Flattened TIFF file – 5.1 MB

Flattened TIFF file – 5.1 MB

JPG compressed at quality 10 – 953KB

JPG compressed at quality 10 – 953KB

Look at the huge change in file size: an image that was 5.1 MB as a .TIF has been compressed to 953 KB as a .JPG. That is over 5.35 times smaller. Put another way, that’s a size reduction of 81%! Now multiply that by the number of images on your website, and you can see why compression makes such a powerful difference in page loading speed.

3. Background removal

Perhaps one of the most effective ways to reduce file size is to remove the image’s background.

As the name suggests, background removal is the process of removing the area behind the main product in the image. By removing the area behind the product, you are able to strip away additional data in the image file. This technique is often the perfect solution for product photographers as it allows you to achieve a clean, professional looking product image while minimizing the file size.

Background removal can be a tedious and often frustrating task to those without professional Photoshop training. Happily, it’s very easy to outsource image editing and retouching to a professional company like Remove the Background. In just a few simple clicks, you can create detailed specifications that guarantee product images are consistently cropped, resized, retouched and compressed according to your needs. Would you like more advanced options? Add a ghost mannequin effect, add shadows, and perform color correction while you’re at it. Use Remove the Background to free up time and energy to focus on building your online business.

As shown below, background removal can help reduce your file size that much more!

Lossy Compression at quality 10 with background removal – 819 KB

Lossy Compression at quality 10 with background removal – 819 KB

JPG compressed at quality 10 – 953KB

JPG compressed at quality 10 – 953KB

As you can see through the process of compression, the file sizes will get smaller and smaller.

So, can you spot the difference now?

Lossy Compression at quality 10 with background removal – 819 KB

The image on the right shows lossy compression (from .tiff to .jpg format). The reduction in quality is not as high as it is in file size: more than 6 times smaller.

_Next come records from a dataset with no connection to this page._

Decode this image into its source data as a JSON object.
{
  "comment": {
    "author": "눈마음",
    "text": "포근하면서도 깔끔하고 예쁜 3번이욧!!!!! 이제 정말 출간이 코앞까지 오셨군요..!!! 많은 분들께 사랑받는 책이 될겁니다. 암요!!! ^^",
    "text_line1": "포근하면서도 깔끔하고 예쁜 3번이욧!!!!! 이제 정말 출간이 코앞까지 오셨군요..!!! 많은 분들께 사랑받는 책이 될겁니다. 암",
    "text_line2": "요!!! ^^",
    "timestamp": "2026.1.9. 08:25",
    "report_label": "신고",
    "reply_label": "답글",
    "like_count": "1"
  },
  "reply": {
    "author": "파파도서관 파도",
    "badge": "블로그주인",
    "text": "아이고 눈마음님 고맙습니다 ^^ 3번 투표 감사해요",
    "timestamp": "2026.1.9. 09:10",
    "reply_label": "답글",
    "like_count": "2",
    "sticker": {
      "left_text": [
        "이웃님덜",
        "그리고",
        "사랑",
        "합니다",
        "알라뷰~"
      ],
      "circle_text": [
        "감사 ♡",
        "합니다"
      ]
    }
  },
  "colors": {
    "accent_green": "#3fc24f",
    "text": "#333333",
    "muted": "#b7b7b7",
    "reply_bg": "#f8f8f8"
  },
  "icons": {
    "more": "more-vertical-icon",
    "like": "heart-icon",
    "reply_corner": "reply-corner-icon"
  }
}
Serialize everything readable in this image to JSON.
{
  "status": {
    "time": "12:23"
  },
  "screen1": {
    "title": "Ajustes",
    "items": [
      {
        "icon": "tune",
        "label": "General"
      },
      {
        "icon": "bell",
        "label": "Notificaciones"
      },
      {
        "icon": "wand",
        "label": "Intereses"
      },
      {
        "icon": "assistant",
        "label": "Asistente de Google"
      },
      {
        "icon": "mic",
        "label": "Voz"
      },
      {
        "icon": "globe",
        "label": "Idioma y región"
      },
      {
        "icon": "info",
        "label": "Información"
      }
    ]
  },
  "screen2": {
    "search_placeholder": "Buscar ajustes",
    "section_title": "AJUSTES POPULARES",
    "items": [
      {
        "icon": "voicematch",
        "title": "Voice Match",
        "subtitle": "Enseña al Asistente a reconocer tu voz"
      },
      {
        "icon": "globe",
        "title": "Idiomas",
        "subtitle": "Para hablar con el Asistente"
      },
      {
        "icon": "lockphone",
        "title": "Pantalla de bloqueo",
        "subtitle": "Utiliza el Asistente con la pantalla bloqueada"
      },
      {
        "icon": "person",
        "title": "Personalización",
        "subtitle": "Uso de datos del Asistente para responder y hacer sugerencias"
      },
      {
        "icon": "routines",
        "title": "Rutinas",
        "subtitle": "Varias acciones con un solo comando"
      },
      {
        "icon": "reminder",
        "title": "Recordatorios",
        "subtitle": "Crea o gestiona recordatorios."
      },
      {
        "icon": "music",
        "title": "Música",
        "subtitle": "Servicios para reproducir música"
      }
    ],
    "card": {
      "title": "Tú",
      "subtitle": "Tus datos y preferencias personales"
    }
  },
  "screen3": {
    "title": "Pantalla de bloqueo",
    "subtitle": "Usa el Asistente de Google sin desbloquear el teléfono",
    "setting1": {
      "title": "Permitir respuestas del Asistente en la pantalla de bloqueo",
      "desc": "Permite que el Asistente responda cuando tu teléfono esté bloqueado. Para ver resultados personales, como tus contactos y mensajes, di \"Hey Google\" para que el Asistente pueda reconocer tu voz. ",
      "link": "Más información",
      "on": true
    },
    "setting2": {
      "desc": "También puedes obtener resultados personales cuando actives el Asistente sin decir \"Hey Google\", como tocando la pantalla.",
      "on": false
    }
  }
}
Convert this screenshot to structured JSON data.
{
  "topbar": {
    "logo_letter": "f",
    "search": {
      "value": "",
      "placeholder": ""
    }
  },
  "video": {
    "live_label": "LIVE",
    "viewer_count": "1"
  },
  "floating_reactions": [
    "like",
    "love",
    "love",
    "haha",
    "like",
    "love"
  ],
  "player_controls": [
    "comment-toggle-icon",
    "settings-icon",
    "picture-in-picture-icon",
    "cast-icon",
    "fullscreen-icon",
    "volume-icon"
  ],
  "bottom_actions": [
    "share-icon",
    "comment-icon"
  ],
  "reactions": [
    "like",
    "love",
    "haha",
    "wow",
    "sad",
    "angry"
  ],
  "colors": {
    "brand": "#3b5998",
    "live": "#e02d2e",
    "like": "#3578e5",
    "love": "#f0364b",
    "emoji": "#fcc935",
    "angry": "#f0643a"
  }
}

That´s great for speeding up a website!

Format: TIFF

Format: JPG

Size: 5.1MB

Size: 819 KB

Reduction: 84%

In the end, what you need to know:


Applying these compression methods to your product images will not only reduce the size of files but will also benefit your business by:

  • Reducing your page load times
  • Reducing your bounce rate
  • Reducing space used on your hosting service.
  • Reducing bandwidth
  • Accurately presenting your products with sharp imagery
  • Having your images ‘rank’ higher in google image search

As you have learned throughout this article, using web-appropriate image compression techniques is incredibly important for the success of your online store and your image SEO strategies.

Happy compressing!